- New York Times, 2004
In many offices and cubicle farms, the thermostat on the wall isn’t connected to anything. Landlords, engineers and HVAC specialists have installed dummy thermostats for decades to keep people from costing companies money by constantly adjusting the temperature. According to a 2003 article in the Wall Street Journal, one HVAC specialist surmises 90 percent of all office thermostats are fake (others say it’s more like 2 percent). Some companies even install noise generators to complete the illusion after you turn the knob.
In a survey conducted in 2003 by the Air-Conditioning, Heating and Refrigeration News, 72 percent of respondents admitted to installing dummy thermostats.
“We had an employee that always complained of being hot,” recalls Greg Perakes, an HVACR instructor in Tennessee. “Our solution was to install a pneumatic thermostat. We ran the main air line to it inside of an enclosed I-beam. Then we just attached a short piece of tubing to the branch outlet (terminating inside the I-beam without being attached to any valves, etc.).”
The worker “could adjust her own temperature whenever she felt the need,” Perakes says, “thus enabling her to work more and complain less. When she heard the hissing air coming from inside the I-beam, she felt in control.
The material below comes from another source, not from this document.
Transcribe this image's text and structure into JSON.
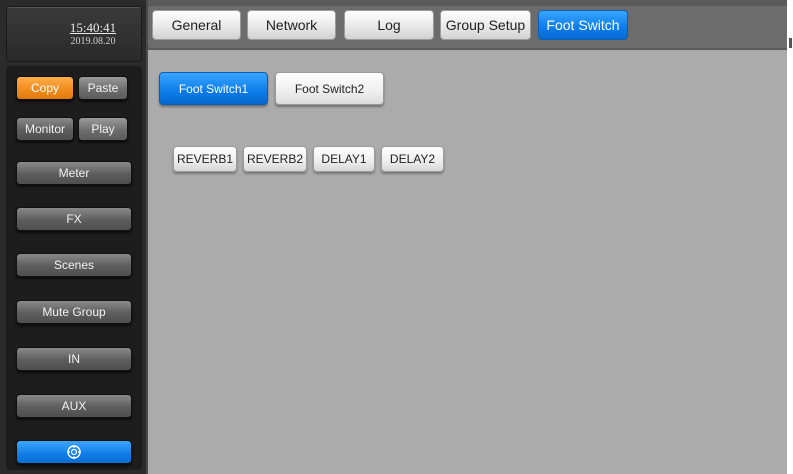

We never heard another word about the situation from her again. Case solved.”
- The Air-Conditioning, Heating & Refrigeration News, Mar. 27, 2003
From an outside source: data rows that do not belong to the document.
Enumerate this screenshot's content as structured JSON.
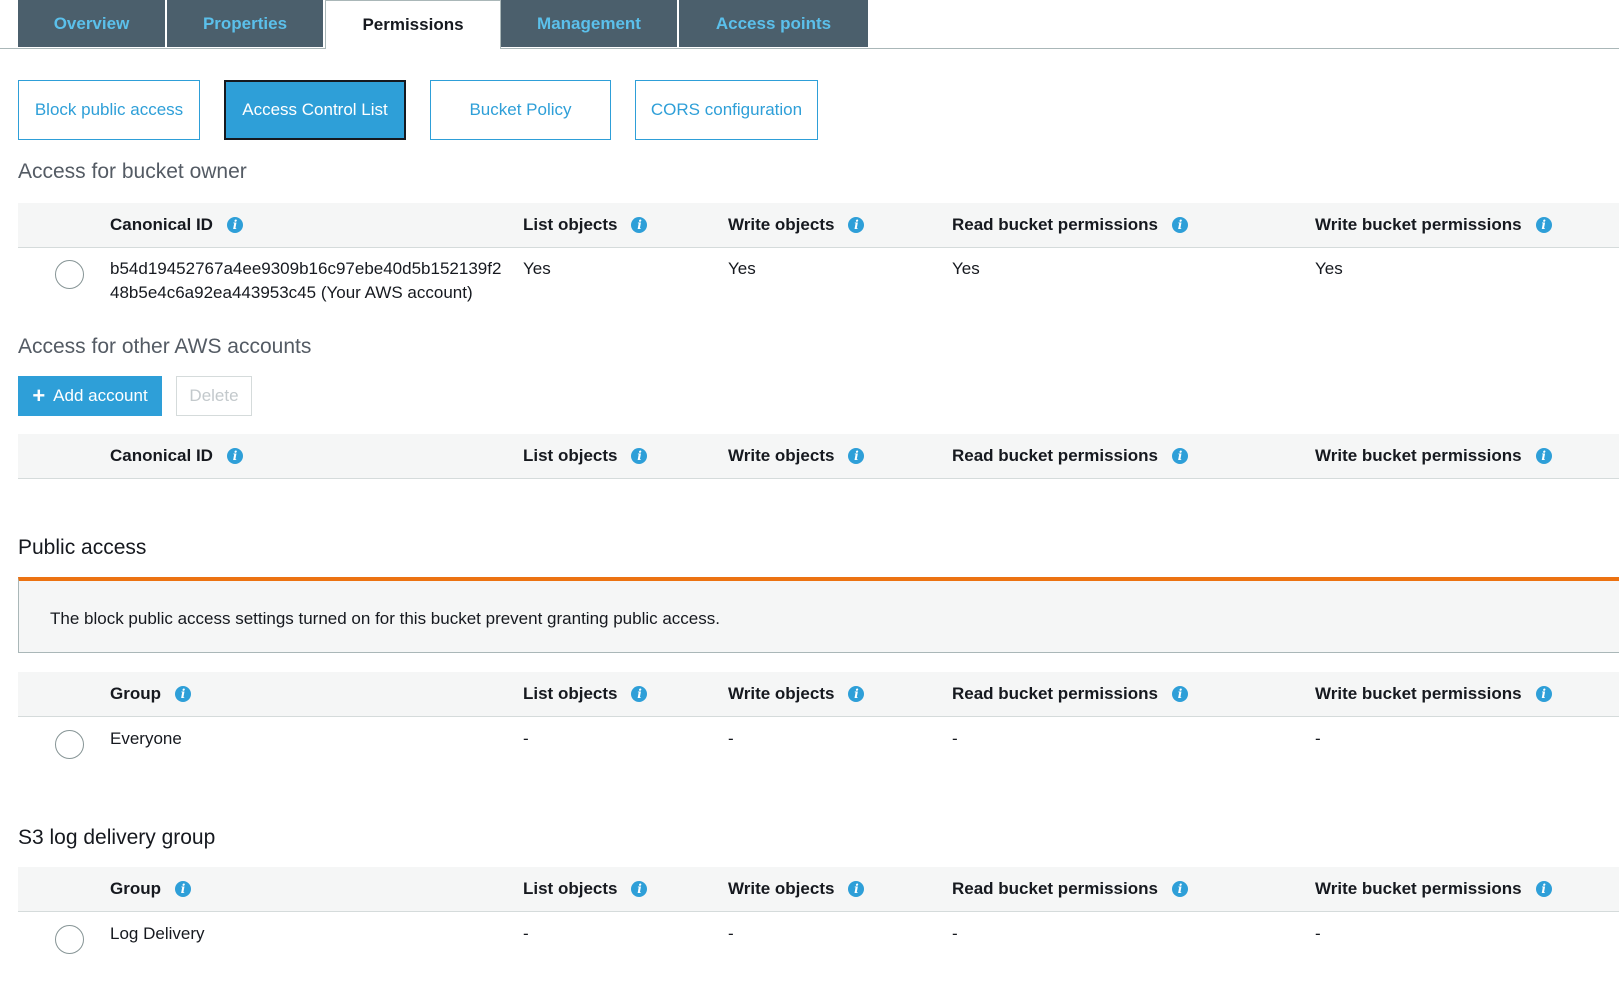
{
  "tabs": [
    {
      "label": "Overview",
      "active": false
    },
    {
      "label": "Properties",
      "active": false
    },
    {
      "label": "Permissions",
      "active": true
    },
    {
      "label": "Management",
      "active": false
    },
    {
      "label": "Access points",
      "active": false
    }
  ],
  "subtabs": [
    {
      "label": "Block public access",
      "active": false
    },
    {
      "label": "Access Control List",
      "active": true
    },
    {
      "label": "Bucket Policy",
      "active": false
    },
    {
      "label": "CORS configuration",
      "active": false
    }
  ],
  "owner_section": {
    "title": "Access for bucket owner",
    "headers": [
      "Canonical ID",
      "List objects",
      "Write objects",
      "Read bucket permissions",
      "Write bucket permissions"
    ],
    "row": {
      "id_line1": "b54d19452767a4ee9309b16c97ebe40d5b152139f2",
      "id_line2": "48b5e4c6a92ea443953c45 (Your AWS account)",
      "list_objects": "Yes",
      "write_objects": "Yes",
      "read_perms": "Yes",
      "write_perms": "Yes"
    }
  },
  "other_accounts": {
    "title": "Access for other AWS accounts",
    "add_button": "Add account",
    "delete_button": "Delete",
    "headers": [
      "Canonical ID",
      "List objects",
      "Write objects",
      "Read bucket permissions",
      "Write bucket permissions"
    ]
  },
  "public_access": {
    "title": "Public access",
    "alert": "The block public access settings turned on for this bucket prevent granting public access.",
    "headers": [
      "Group",
      "List objects",
      "Write objects",
      "Read bucket permissions",
      "Write bucket permissions"
    ],
    "row": {
      "group": "Everyone",
      "list_objects": "-",
      "write_objects": "-",
      "read_perms": "-",
      "write_perms": "-"
    }
  },
  "log_delivery": {
    "title": "S3 log delivery group",
    "headers": [
      "Group",
      "List objects",
      "Write objects",
      "Read bucket permissions",
      "Write bucket permissions"
    ],
    "row": {
      "group": "Log Delivery",
      "list_objects": "-",
      "write_objects": "-",
      "read_perms": "-",
      "write_perms": "-"
    }
  },
  "colors": {
    "accent": "#2e9fd8",
    "tab_bg": "#4b5f6c",
    "warning": "#ec7211"
  },
  "icons": {
    "info": "info-icon",
    "plus": "plus-icon"
  }
}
Placebo buttons are a lot like superstitions, or ancient rituals. You do something in the hopes of an outcome – if you get the outcome, you keep the superstition. Dancing to bring the rain, sacrificing a goat to get the sun to rise – it turns out these are a lot like pressing the button at the crosswalk over and over again. Your brain doesn’t like randomness, and so it tries to connect a cause to every effect; when it can’t, you make one up.


"The only reason I made a commercial for American Express was to pay for my American Express bill."-Peter Ustinov


An American Airlines Boeing 757-223 landing at...Image via Wikipedia
This past Wednesday Yahoo Travel,revealed  "America's Meanest Airlines" . The story, "based on the Airline Quality Rating (AQR) Report, which covers 18 domestic carriers," lambasts American Airlines, United, Delta and several other airlines, including four regional carriers. (more after the break)